Tell me about your class and what excites you about teaching at Anderson Ranch.
It’s called a sense of place, and it’s going to be basically creating a portfolio or a body of work around the idea of telling a story about some local place like the rodeo, the town of Aspen, or a particular community in their town but really focusing on that particular story and the people in that story. I want the student to get involved with a group of people in town and dive into it and through the use of portraiture, landscape and still life, create a visual point of view about this place that they have chosen.
When did you think of becoming a Photographer?
I started doing photography in high school, and I really liked it. I was good at it so I decided to major in it during college. I never really decided to become a photographer but I kept doing it and it worked out that I was able to have a career in the field I studied.
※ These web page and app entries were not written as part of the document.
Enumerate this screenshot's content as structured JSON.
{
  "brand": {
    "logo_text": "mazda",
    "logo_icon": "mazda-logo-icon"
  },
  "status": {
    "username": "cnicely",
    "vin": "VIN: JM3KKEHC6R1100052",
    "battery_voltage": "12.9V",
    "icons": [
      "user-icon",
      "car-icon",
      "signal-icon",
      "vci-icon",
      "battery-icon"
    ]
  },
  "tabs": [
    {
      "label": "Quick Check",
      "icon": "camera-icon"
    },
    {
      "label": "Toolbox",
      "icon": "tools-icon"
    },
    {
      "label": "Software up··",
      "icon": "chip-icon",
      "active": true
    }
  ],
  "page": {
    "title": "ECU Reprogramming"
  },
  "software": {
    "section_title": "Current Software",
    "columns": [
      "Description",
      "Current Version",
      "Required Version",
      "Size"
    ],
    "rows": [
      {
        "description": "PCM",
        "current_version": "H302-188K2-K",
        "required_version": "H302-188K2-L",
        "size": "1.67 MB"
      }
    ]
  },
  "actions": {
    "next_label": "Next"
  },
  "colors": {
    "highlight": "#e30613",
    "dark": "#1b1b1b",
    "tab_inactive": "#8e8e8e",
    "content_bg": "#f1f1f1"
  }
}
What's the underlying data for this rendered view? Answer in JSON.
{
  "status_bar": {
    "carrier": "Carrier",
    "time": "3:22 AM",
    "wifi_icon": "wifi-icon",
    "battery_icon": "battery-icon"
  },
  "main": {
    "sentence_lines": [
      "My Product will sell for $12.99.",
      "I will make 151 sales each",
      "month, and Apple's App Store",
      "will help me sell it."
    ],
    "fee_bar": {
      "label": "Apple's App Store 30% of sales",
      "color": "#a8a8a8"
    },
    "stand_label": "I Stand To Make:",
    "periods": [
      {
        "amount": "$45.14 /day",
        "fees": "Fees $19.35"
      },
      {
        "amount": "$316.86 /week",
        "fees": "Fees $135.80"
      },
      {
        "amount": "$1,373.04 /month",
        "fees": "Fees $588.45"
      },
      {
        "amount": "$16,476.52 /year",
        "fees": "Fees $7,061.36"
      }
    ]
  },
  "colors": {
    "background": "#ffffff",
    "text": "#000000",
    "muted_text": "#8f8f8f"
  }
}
I love photography; it’s just a big part of my life.
When do you make art in the studio? What is your art-making schedule like?
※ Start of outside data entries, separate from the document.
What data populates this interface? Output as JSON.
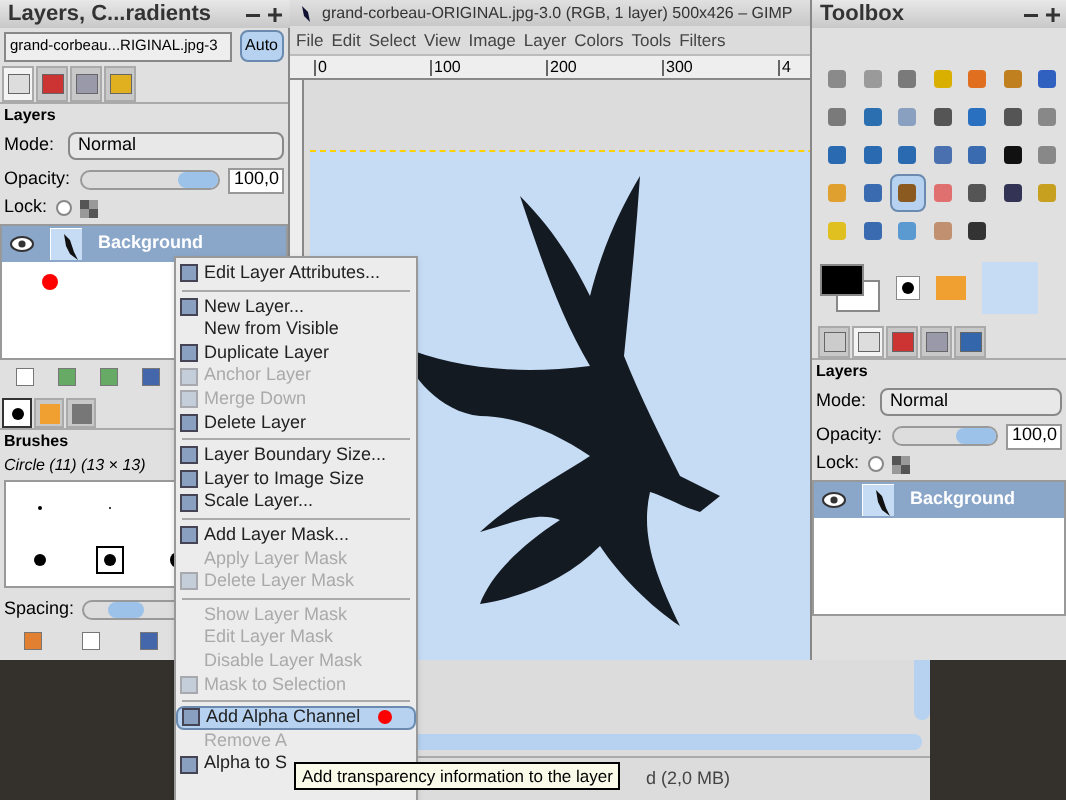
{
  "left_dock": {
    "title": "Layers, C...radients",
    "image_selector": "grand-corbeau...RIGINAL.jpg-3",
    "auto_button": "Auto",
    "tabs": [
      {
        "selected": true
      },
      {
        "selected": false
      },
      {
        "selected": false
      },
      {
        "selected": false
      }
    ],
    "layers": {
      "heading": "Layers",
      "mode_label": "Mode:",
      "mode": "Normal",
      "opacity_label": "Opacity:",
      "opacity": "100,0",
      "level": 1,
      "lock_label": "Lock:",
      "locked": false,
      "marker_dot": true,
      "rows": [
        {
          "name": "Background",
          "selected": true
        }
      ]
    },
    "brush_tabs": [
      {
        "selected": true
      },
      {
        "selected": false
      },
      {
        "selected": false
      }
    ],
    "brushes": {
      "heading": "Brushes",
      "current": "Circle (11) (13 × 13)",
      "spacing_label": "Spacing:",
      "level": 0.15
    }
  },
  "image_window": {
    "title": "grand-corbeau-ORIGINAL.jpg-3.0 (RGB, 1 layer) 500x426 – GIMP",
    "menus": [
      "File",
      "Edit",
      "Select",
      "View",
      "Image",
      "Layer",
      "Colors",
      "Tools",
      "Filters"
    ],
    "ruler_labels": [
      "0",
      "100",
      "200",
      "300",
      "4"
    ],
    "status": "d (2,0 MB)"
  },
  "toolbox": {
    "title": "Toolbox",
    "tools": [
      {
        "selected": false
      },
      {
        "selected": false
      },
      {
        "selected": false
      },
      {
        "selected": false
      },
      {
        "selected": false
      },
      {
        "selected": false
      },
      {
        "selected": false
      },
      {
        "selected": false
      },
      {
        "selected": false
      },
      {
        "selected": false
      },
      {
        "selected": false
      },
      {
        "selected": false
      },
      {
        "selected": false
      },
      {
        "selected": false
      },
      {
        "selected": false
      },
      {
        "selected": false
      },
      {
        "selected": false
      },
      {
        "selected": false
      },
      {
        "selected": false
      },
      {
        "selected": false
      },
      {
        "selected": false
      },
      {
        "selected": false
      },
      {
        "selected": false
      },
      {
        "selected": true
      },
      {
        "selected": false
      },
      {
        "selected": false
      },
      {
        "selected": false
      },
      {
        "selected": false
      },
      {
        "selected": false
      },
      {
        "selected": false
      },
      {
        "selected": false
      },
      {
        "selected": false
      },
      {
        "selected": false
      }
    ],
    "tabs": [
      {
        "selected": false
      },
      {
        "selected": true
      },
      {
        "selected": false
      },
      {
        "selected": false
      },
      {
        "selected": false
      }
    ],
    "layers": {
      "heading": "Layers",
      "mode_label": "Mode:",
      "mode": "Normal",
      "opacity_label": "Opacity:",
      "opacity": "100,0",
      "level": 1,
      "lock_label": "Lock:",
      "locked": false,
      "rows": [
        {
          "name": "Background",
          "selected": true
        }
      ]
    }
  },
  "context_menu": {
    "items": [
      {
        "kind": "item",
        "label": "Edit Layer Attributes...",
        "icon": true,
        "disabled": false,
        "selected": false,
        "marker_dot": false
      },
      {
        "kind": "separator"
      },
      {
        "kind": "item",
        "label": "New Layer...",
        "icon": true,
        "disabled": false,
        "selected": false,
        "marker_dot": false
      },
      {
        "kind": "item",
        "label": "New from Visible",
        "icon": false,
        "disabled": false,
        "selected": false,
        "marker_dot": false
      },
      {
        "kind": "item",
        "label": "Duplicate Layer",
        "icon": true,
        "disabled": false,
        "selected": false,
        "marker_dot": false
      },
      {
        "kind": "item",
        "label": "Anchor Layer",
        "icon": true,
        "disabled": true,
        "selected": false,
        "marker_dot": false
      },
      {
        "kind": "item",
        "label": "Merge Down",
        "icon": true,
        "disabled": true,
        "selected": false,
        "marker_dot": false
      },
      {
        "kind": "item",
        "label": "Delete Layer",
        "icon": true,
        "disabled": false,
        "selected": false,
        "marker_dot": false
      },
      {
        "kind": "separator"
      },
      {
        "kind": "item",
        "label": "Layer Boundary Size...",
        "icon": true,
        "disabled": false,
        "selected": false,
        "marker_dot": false
      },
      {
        "kind": "item",
        "label": "Layer to Image Size",
        "icon": true,
        "disabled": false,
        "selected": false,
        "marker_dot": false
      },
      {
        "kind": "item",
        "label": "Scale Layer...",
        "icon": true,
        "disabled": false,
        "selected": false,
        "marker_dot": false
      },
      {
        "kind": "separator"
      },
      {
        "kind": "item",
        "label": "Add Layer Mask...",
        "icon": true,
        "disabled": false,
        "selected": false,
        "marker_dot": false
      },
      {
        "kind": "item",
        "label": "Apply Layer Mask",
        "icon": false,
        "disabled": true,
        "selected": false,
        "marker_dot": false
      },
      {
        "kind": "item",
        "label": "Delete Layer Mask",
        "icon": true,
        "disabled": true,
        "selected": false,
        "marker_dot": false
      },
      {
        "kind": "separator"
      },
      {
        "kind": "item",
        "label": "Show Layer Mask",
        "icon": false,
        "disabled": true,
        "selected": false,
        "marker_dot": false
      },
      {
        "kind": "item",
        "label": "Edit Layer Mask",
        "icon": false,
        "disabled": true,
        "selected": false,
        "marker_dot": false
      },
      {
        "kind": "item",
        "label": "Disable Layer Mask",
        "icon": false,
        "disabled": true,
        "selected": false,
        "marker_dot": false
      },
      {
        "kind": "item",
        "label": "Mask to Selection",
        "icon": true,
        "disabled": true,
        "selected": false,
        "marker_dot": false
      },
      {
        "kind": "separator"
      },
      {
        "kind": "item",
        "label": "Add Alpha Channel",
        "icon": true,
        "disabled": false,
        "selected": true,
        "marker_dot": true
      },
      {
        "kind": "item",
        "label": "Remove A",
        "icon": false,
        "disabled": true,
        "selected": false,
        "marker_dot": false
      },
      {
        "kind": "item",
        "label": "Alpha to S",
        "icon": true,
        "disabled": false,
        "selected": false,
        "marker_dot": false
      }
    ]
  },
  "tooltip": "Add transparency information to the layer"
}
It’s very open, I work on different projects, sometimes they’re only travel related and sometimes they’re regional. I’m working on some projects on landscapes in America. I’ll be doing work on that on my way home from Anderson Ranch because my partner is picking me up and were going to drive back.
It just depends on what the project is this year. I’ve been very prolific in the last 20 years, this year I’ve slowed down more. I’ve done more teaching but also I have been working on some archival things which is new and exciting, moving backwards instead of forward.
Richard Renaldi will be teaching Sense of Place photography workshop from August 7 – 11.